__Directions for this task__: Go through the records and count every line that holds "time". Only the number belongs in the reply.

=== Section Start ===

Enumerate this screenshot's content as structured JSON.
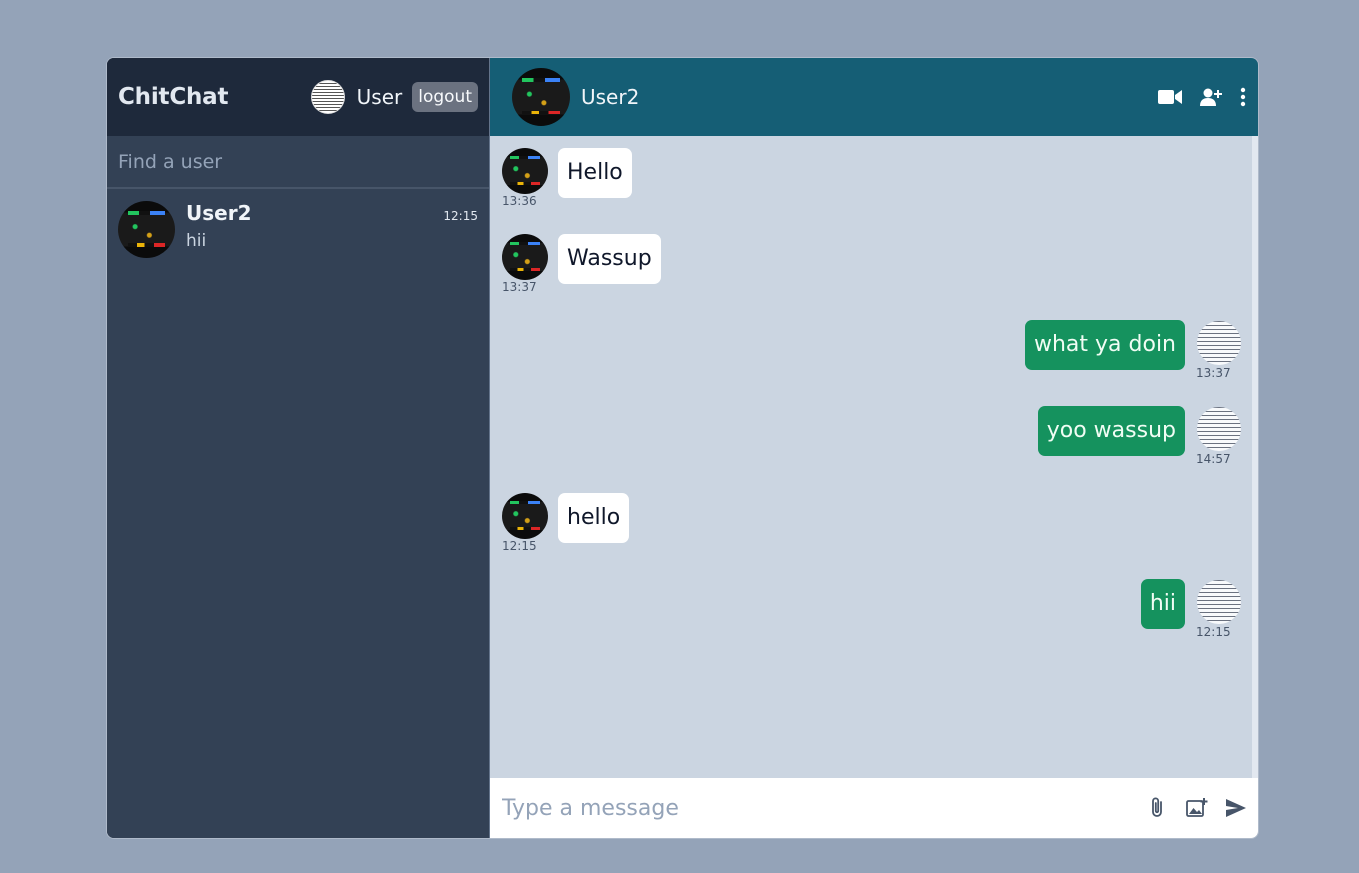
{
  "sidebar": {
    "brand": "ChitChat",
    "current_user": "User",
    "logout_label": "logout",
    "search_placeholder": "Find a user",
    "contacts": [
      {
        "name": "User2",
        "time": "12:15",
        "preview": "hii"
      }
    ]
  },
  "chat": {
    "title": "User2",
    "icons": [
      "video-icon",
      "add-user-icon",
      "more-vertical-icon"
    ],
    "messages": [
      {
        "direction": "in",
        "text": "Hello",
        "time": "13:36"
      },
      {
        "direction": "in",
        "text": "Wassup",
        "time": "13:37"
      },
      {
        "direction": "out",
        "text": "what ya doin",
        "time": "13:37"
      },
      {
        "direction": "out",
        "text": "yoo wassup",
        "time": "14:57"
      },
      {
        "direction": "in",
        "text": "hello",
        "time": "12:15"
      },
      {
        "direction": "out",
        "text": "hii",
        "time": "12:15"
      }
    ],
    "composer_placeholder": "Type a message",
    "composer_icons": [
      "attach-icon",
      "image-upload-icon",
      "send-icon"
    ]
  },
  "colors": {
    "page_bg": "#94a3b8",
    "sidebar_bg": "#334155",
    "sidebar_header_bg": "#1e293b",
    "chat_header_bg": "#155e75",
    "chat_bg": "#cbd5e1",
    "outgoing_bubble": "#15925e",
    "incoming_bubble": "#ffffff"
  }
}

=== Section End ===

__Reply to the exercise__: 7